» **What is being asked**: Should any entry hold a picture, omit that picture and copy the rest of the entry exactly.

::: Provided records

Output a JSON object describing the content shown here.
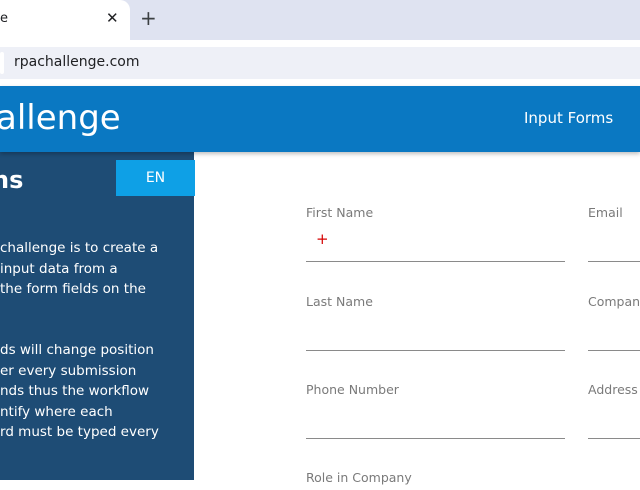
{
  "browser": {
    "tab_title": "e",
    "tab_close": "✕",
    "new_tab": "+",
    "url": "rpachallenge.com"
  },
  "header": {
    "brand": "allenge",
    "nav_link": "Input Forms"
  },
  "sidebar": {
    "title": "ns",
    "language_button": "EN",
    "description_1": [
      "challenge is to create a",
      "input data from a",
      "the form fields on the"
    ],
    "description_2": [
      "ds will change position",
      "er every submission",
      "nds thus the workflow",
      "ntify where each",
      "rd must be typed every"
    ]
  },
  "form": {
    "first_name_label": "First Name",
    "email_label": "Email",
    "last_name_label": "Last Name",
    "company_label": "Compan",
    "phone_label": "Phone Number",
    "address_label": "Address",
    "role_label": "Role in Company",
    "required_marker": "+"
  }
}
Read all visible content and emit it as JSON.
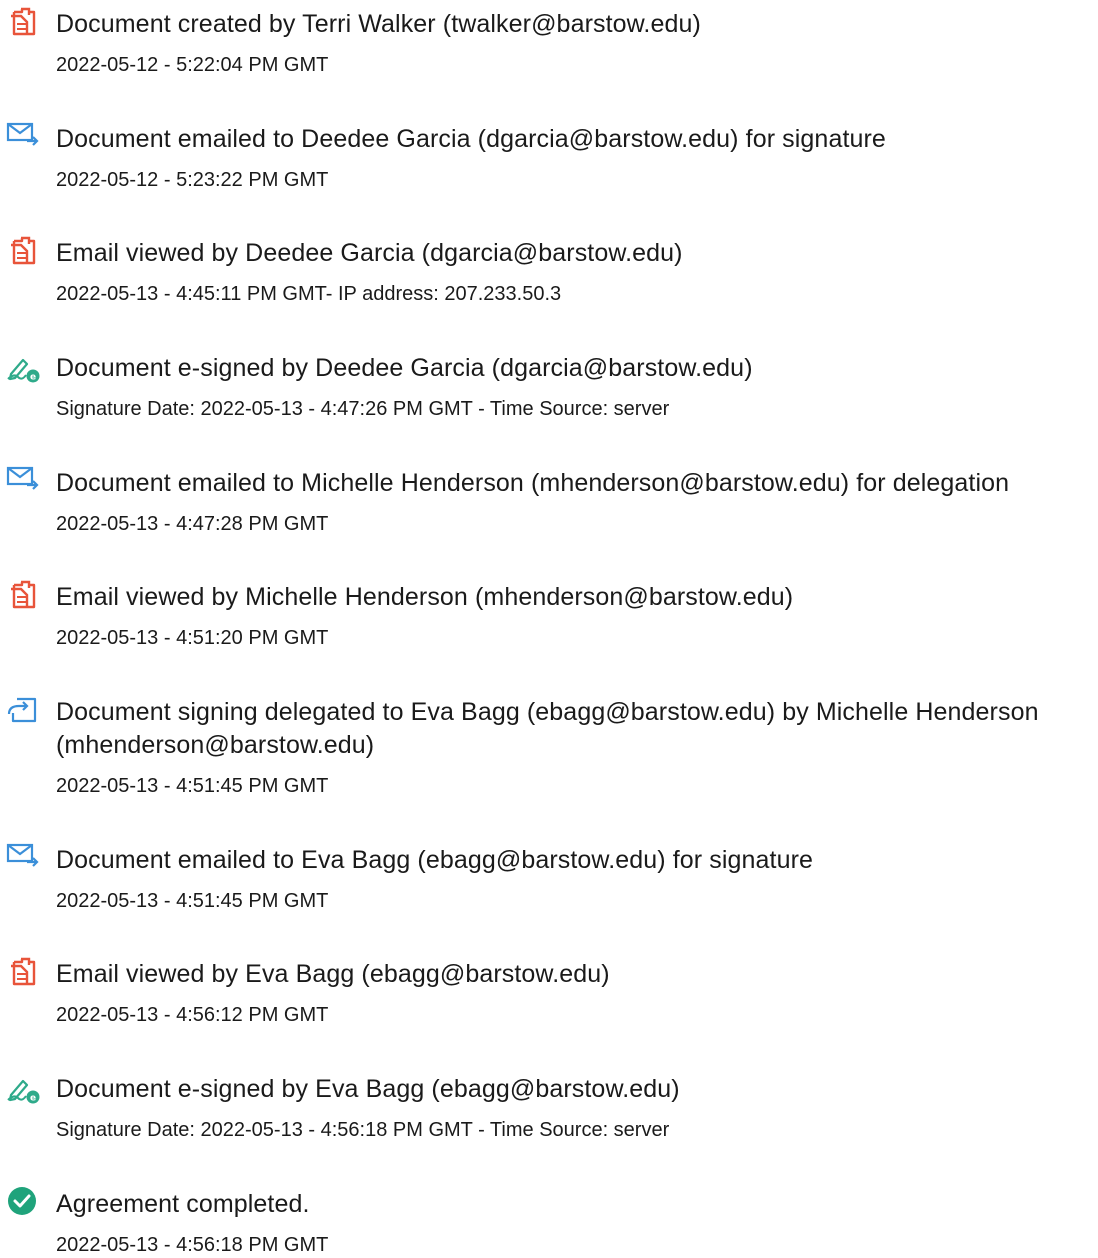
{
  "colors": {
    "doc_icon": "#e8543a",
    "email_icon": "#3b8fd9",
    "sign_icon": "#2eaa8a",
    "complete_icon": "#1fa37b",
    "text": "#1a1a1a"
  },
  "events": [
    {
      "icon": "document-icon",
      "title": "Document created by Terri Walker (twalker@barstow.edu)",
      "detail": "2022-05-12 - 5:22:04 PM GMT"
    },
    {
      "icon": "email-sent-icon",
      "title": "Document emailed to Deedee Garcia (dgarcia@barstow.edu) for signature",
      "detail": "2022-05-12 - 5:23:22 PM GMT"
    },
    {
      "icon": "document-icon",
      "title": "Email viewed by Deedee Garcia (dgarcia@barstow.edu)",
      "detail": "2022-05-13 - 4:45:11 PM GMT- IP address: 207.233.50.3"
    },
    {
      "icon": "esign-icon",
      "title": "Document e-signed by Deedee Garcia (dgarcia@barstow.edu)",
      "detail": "Signature Date: 2022-05-13 - 4:47:26 PM GMT - Time Source: server"
    },
    {
      "icon": "email-sent-icon",
      "title": "Document emailed to Michelle Henderson (mhenderson@barstow.edu) for delegation",
      "detail": "2022-05-13 - 4:47:28 PM GMT"
    },
    {
      "icon": "document-icon",
      "title": "Email viewed by Michelle Henderson (mhenderson@barstow.edu)",
      "detail": "2022-05-13 - 4:51:20 PM GMT"
    },
    {
      "icon": "delegate-icon",
      "title": "Document signing delegated to Eva Bagg (ebagg@barstow.edu) by Michelle Henderson (mhenderson@barstow.edu)",
      "detail": "2022-05-13 - 4:51:45 PM GMT"
    },
    {
      "icon": "email-sent-icon",
      "title": "Document emailed to Eva Bagg (ebagg@barstow.edu) for signature",
      "detail": "2022-05-13 - 4:51:45 PM GMT"
    },
    {
      "icon": "document-icon",
      "title": "Email viewed by Eva Bagg (ebagg@barstow.edu)",
      "detail": "2022-05-13 - 4:56:12 PM GMT"
    },
    {
      "icon": "esign-icon",
      "title": "Document e-signed by Eva Bagg (ebagg@barstow.edu)",
      "detail": "Signature Date: 2022-05-13 - 4:56:18 PM GMT - Time Source: server"
    },
    {
      "icon": "checkmark-circle-icon",
      "title": "Agreement completed.",
      "detail": "2022-05-13 - 4:56:18 PM GMT"
    }
  ]
}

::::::

» **Solution**:
Output a JSON object describing the content shown here.
{
  "browser": {
    "tab_title": "e",
    "tab_close": "✕",
    "new_tab": "+",
    "url": "rpachallenge.com"
  },
  "header": {
    "brand": "allenge",
    "nav_link": "Input Forms"
  },
  "sidebar": {
    "title": "ns",
    "language_button": "EN",
    "description_1": [
      "challenge is to create a",
      "input data from a",
      "the form fields on the"
    ],
    "description_2": [
      "ds will change position",
      "er every submission",
      "nds thus the workflow",
      "ntify where each",
      "rd must be typed every"
    ]
  },
  "form": {
    "first_name_label": "First Name",
    "email_label": "Email",
    "last_name_label": "Last Name",
    "company_label": "Compan",
    "phone_label": "Phone Number",
    "address_label": "Address",
    "role_label": "Role in Company",
    "required_marker": "+"
  }
}
Read all visible content and emit it as JSON.
{
  "colors": {
    "doc_icon": "#e8543a",
    "email_icon": "#3b8fd9",
    "sign_icon": "#2eaa8a",
    "complete_icon": "#1fa37b",
    "text": "#1a1a1a"
  },
  "events": [
    {
      "icon": "document-icon",
      "title": "Document created by Terri Walker (twalker@barstow.edu)",
      "detail": "2022-05-12 - 5:22:04 PM GMT"
    },
    {
      "icon": "email-sent-icon",
      "title": "Document emailed to Deedee Garcia (dgarcia@barstow.edu) for signature",
      "detail": "2022-05-12 - 5:23:22 PM GMT"
    },
    {
      "icon": "document-icon",
      "title": "Email viewed by Deedee Garcia (dgarcia@barstow.edu)",
      "detail": "2022-05-13 - 4:45:11 PM GMT- IP address: 207.233.50.3"
    },
    {
      "icon": "esign-icon",
      "title": "Document e-signed by Deedee Garcia (dgarcia@barstow.edu)",
      "detail": "Signature Date: 2022-05-13 - 4:47:26 PM GMT - Time Source: server"
    },
    {
      "icon": "email-sent-icon",
      "title": "Document emailed to Michelle Henderson (mhenderson@barstow.edu) for delegation",
      "detail": "2022-05-13 - 4:47:28 PM GMT"
    },
    {
      "icon": "document-icon",
      "title": "Email viewed by Michelle Henderson (mhenderson@barstow.edu)",
      "detail": "2022-05-13 - 4:51:20 PM GMT"
    },
    {
      "icon": "delegate-icon",
      "title": "Document signing delegated to Eva Bagg (ebagg@barstow.edu) by Michelle Henderson (mhenderson@barstow.edu)",
      "detail": "2022-05-13 - 4:51:45 PM GMT"
    },
    {
      "icon": "email-sent-icon",
      "title": "Document emailed to Eva Bagg (ebagg@barstow.edu) for signature",
      "detail": "2022-05-13 - 4:51:45 PM GMT"
    },
    {
      "icon": "document-icon",
      "title": "Email viewed by Eva Bagg (ebagg@barstow.edu)",
      "detail": "2022-05-13 - 4:56:12 PM GMT"
    },
    {
      "icon": "esign-icon",
      "title": "Document e-signed by Eva Bagg (ebagg@barstow.edu)",
      "detail": "Signature Date: 2022-05-13 - 4:56:18 PM GMT - Time Source: server"
    },
    {
      "icon": "checkmark-circle-icon",
      "title": "Agreement completed.",
      "detail": "2022-05-13 - 4:56:18 PM GMT"
    }
  ]
}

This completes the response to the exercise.